A Boy Named Stupid
by J.E. Fountain
When I was 8 or 9, I was part of a well-established "gang" of kids in my neighborhood. One summer, a new kid showed up who looked and acted rather odd. When we asked his name, he made an angry expression and shouted "I'm stupid, I'm stupid, I'm stupid!"
Without fail – every time.
My buddies and I thought this was funny. We didn't know his real name, so we called him Stupid. He responded as if it were his actual name. He didn't get angry if we called him Stupid, only if we asked his name. We loved to make sport of this odd boy, when someone came along who had not yet met Stupid, we’d nudge each other and tell them to ask his name, and we'd have a good laugh.
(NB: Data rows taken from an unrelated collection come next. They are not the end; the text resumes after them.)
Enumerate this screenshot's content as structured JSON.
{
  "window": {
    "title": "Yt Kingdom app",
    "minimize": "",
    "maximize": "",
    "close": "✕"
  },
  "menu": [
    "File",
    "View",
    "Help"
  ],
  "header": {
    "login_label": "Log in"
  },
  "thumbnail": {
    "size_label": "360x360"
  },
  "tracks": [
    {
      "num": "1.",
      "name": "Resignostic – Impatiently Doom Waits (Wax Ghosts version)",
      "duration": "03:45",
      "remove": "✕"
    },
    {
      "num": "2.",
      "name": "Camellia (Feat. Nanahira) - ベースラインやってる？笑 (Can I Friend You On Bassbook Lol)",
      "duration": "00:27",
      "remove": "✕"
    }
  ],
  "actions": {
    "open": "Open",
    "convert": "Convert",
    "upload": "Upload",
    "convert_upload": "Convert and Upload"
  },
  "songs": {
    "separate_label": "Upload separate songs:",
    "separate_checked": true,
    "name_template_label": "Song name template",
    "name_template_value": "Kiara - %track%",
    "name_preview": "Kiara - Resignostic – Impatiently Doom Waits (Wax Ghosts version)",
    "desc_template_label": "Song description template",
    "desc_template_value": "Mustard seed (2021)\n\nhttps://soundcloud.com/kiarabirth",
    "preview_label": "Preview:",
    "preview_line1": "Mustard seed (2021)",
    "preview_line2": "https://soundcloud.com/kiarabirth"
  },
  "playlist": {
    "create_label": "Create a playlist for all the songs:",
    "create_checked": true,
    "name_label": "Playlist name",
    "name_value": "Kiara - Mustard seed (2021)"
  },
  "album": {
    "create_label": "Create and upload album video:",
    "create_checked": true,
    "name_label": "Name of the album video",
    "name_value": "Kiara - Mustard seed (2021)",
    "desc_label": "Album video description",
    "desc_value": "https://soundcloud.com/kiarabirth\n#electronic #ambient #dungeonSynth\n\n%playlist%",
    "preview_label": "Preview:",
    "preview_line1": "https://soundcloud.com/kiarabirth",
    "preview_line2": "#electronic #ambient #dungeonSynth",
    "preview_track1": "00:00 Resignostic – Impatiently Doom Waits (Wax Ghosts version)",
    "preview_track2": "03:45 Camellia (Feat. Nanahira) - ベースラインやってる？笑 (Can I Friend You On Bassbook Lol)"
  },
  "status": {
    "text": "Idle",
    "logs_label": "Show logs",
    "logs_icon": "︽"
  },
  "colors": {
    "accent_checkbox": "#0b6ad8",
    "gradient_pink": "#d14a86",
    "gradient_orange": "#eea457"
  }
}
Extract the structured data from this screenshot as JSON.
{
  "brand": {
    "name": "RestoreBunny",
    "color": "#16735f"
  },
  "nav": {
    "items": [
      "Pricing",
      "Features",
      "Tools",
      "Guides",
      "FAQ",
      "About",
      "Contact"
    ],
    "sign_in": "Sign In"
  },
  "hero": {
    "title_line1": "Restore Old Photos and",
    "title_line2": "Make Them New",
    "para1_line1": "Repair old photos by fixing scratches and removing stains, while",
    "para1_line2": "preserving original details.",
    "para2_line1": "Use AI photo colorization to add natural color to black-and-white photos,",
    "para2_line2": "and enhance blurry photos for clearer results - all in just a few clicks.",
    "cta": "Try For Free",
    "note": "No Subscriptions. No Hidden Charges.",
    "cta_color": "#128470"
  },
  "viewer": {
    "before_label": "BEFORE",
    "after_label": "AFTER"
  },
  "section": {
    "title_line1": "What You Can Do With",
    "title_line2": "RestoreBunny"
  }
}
We were the stupid ones. It wasn’t until years later that I realized how tragic this was. This boy had obviously been told repeatedly he was stupid – possibly by a parent. He lived with foster parents for the brief time I knew him.
He was often close by, but never really one of us. After the novelty of prompting his angry outburst wore off, he was nearly invisible. He spent most days catching frogs.
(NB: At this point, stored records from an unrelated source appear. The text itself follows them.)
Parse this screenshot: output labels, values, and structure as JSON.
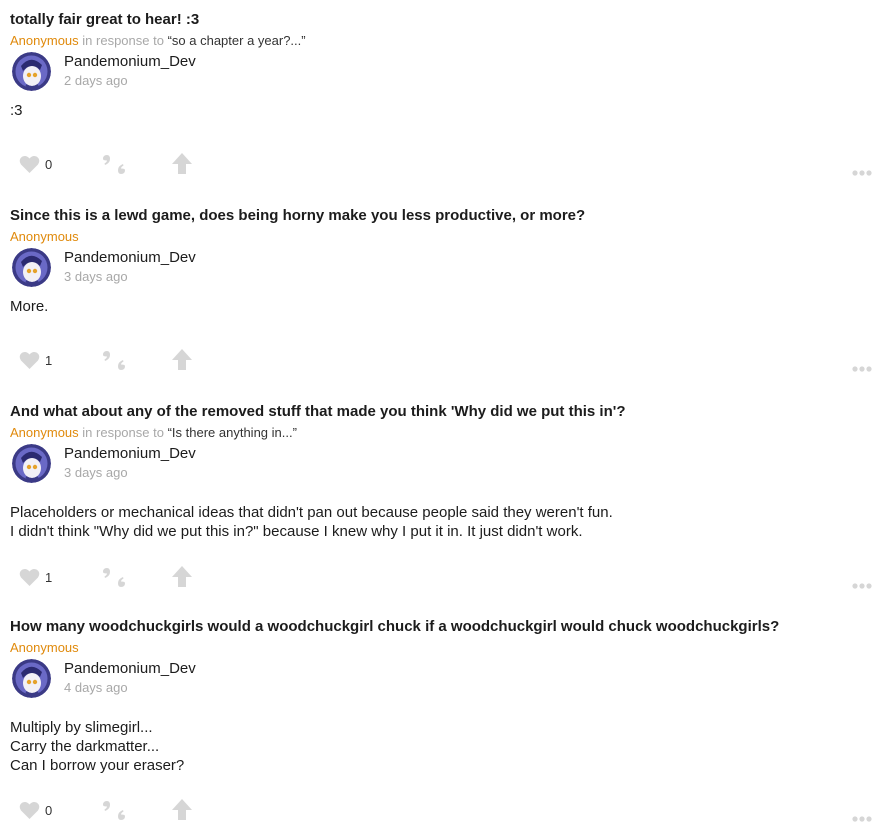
{
  "posts": [
    {
      "question": "totally fair great to hear! :3",
      "asker": "Anonymous",
      "in_response_to": "in response to",
      "quote": "“so a chapter a year?...”",
      "author": "Pandemonium_Dev",
      "time": "2 days ago",
      "answer_lines": [
        ":3"
      ],
      "likes": "0"
    },
    {
      "question": "Since this is a lewd game, does being horny make you less productive, or more?",
      "asker": "Anonymous",
      "in_response_to": "",
      "quote": "",
      "author": "Pandemonium_Dev",
      "time": "3 days ago",
      "answer_lines": [
        "More."
      ],
      "likes": "1"
    },
    {
      "question": "And what about any of the removed stuff that made you think 'Why did we put this in'?",
      "asker": "Anonymous",
      "in_response_to": "in response to",
      "quote": "“Is there anything in...”",
      "author": "Pandemonium_Dev",
      "time": "3 days ago",
      "answer_lines": [
        "Placeholders or mechanical ideas that didn't pan out because people said they weren't fun.",
        "I didn't think \"Why did we put this in?\" because I knew why I put it in. It just didn't work."
      ],
      "likes": "1"
    },
    {
      "question": "How many woodchuckgirls would a woodchuckgirl chuck if a woodchuckgirl would chuck woodchuckgirls?",
      "asker": "Anonymous",
      "in_response_to": "",
      "quote": "",
      "author": "Pandemonium_Dev",
      "time": "4 days ago",
      "answer_lines": [
        "Multiply by slimegirl...",
        "Carry the darkmatter...",
        "Can I borrow your eraser?"
      ],
      "likes": "0"
    }
  ],
  "icons": {
    "like": "heart-icon",
    "quote": "quote-icon",
    "share": "share-arrow-icon",
    "more": "more-dots-icon",
    "avatar": "avatar"
  },
  "colors": {
    "asker": "#e08a0c",
    "muted": "#a8a8a8",
    "icon": "#d6d6d6",
    "text": "#1c1c1c"
  }
}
Then Scott moved to the neighborhood and joined our gang. Scott was "normal" and was quickly accepted into the group. The day came when Scott met Stupid.
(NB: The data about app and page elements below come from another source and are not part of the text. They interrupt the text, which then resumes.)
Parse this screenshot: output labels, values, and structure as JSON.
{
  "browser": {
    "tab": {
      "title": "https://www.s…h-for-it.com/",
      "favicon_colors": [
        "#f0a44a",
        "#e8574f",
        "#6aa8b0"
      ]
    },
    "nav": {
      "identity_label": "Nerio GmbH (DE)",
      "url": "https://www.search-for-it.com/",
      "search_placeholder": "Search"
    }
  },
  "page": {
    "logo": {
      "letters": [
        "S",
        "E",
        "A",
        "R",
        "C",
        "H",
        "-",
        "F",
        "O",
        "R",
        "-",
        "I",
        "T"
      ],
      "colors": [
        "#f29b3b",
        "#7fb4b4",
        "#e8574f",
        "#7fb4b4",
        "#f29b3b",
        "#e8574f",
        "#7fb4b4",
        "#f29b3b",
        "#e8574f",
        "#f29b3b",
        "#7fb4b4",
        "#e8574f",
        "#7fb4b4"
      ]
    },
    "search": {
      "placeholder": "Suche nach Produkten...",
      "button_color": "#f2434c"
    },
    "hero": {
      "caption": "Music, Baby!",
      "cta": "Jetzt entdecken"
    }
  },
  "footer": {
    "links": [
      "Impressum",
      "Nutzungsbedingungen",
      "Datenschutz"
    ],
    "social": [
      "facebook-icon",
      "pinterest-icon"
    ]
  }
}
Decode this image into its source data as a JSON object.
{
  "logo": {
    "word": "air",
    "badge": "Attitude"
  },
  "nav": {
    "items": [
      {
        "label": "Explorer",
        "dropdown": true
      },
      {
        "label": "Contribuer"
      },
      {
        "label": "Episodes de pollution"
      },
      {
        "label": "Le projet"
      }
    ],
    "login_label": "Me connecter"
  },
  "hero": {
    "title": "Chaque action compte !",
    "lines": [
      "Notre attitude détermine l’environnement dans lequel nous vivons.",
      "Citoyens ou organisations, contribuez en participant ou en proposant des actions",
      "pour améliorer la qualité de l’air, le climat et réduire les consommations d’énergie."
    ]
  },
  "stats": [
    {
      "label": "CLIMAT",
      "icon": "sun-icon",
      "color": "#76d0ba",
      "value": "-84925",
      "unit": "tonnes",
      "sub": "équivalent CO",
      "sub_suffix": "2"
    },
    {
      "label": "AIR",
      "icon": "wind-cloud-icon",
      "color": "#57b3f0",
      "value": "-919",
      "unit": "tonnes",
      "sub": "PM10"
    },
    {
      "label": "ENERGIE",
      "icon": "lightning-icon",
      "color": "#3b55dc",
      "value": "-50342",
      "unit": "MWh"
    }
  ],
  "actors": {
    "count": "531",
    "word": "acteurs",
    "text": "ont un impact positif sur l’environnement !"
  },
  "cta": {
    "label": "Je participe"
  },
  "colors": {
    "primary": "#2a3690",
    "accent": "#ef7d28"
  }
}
We snickered and urged Scott to ask his name. "I'm stupid, I'm stupid, I'm stupid!" the boy predictably said. My buddies and I had our laugh, but Scott didn't laugh. He knelt by Stupid who was sitting on the ground playing with a frog. Scott said, "That’s not your name. What's your name?" but he got the same response. Then Scott asked, "What's your frog’s name?”
Stupid replied that it didn't have a name, and Scott asked, "Can I call him Jumper?"
Stupid's face brightened. Then Scott said, "Hey, can we call you Jumper too?" For a moment, Stupid's face got the angry look and I expected his usual outburst, but then it softened and smiled.
I was suddenly ashamed.
Stupid became Jumper. He still kept to himself most days. If we’d invite him to join us he would usually decline, but sometimes he joined in. It is only a childhood memory, but I seem to recall he smiled more often. If asked his name, he responded the same as always, but we no longer made sport, and even shielded him from being asked.
I never did learn his real name.
He made a powerful impact on me. They say confession is good for the soul. Perhaps I just wanted to unburden myself for this long ago guilt. I’d never told a soul about Stupid before writing this.
I’ve wondered how I might have responded if a parent or authority figure had sternly corrected me for making fun of Stupid. I suspect my behavior would have changed, but quite possibly, NOT my heart.
Instead, providence sent a kind example in one of my peers – and my heart broke before my will.
A broken heart can be good for the soul as well.
© 2017 Joseph E. Fountain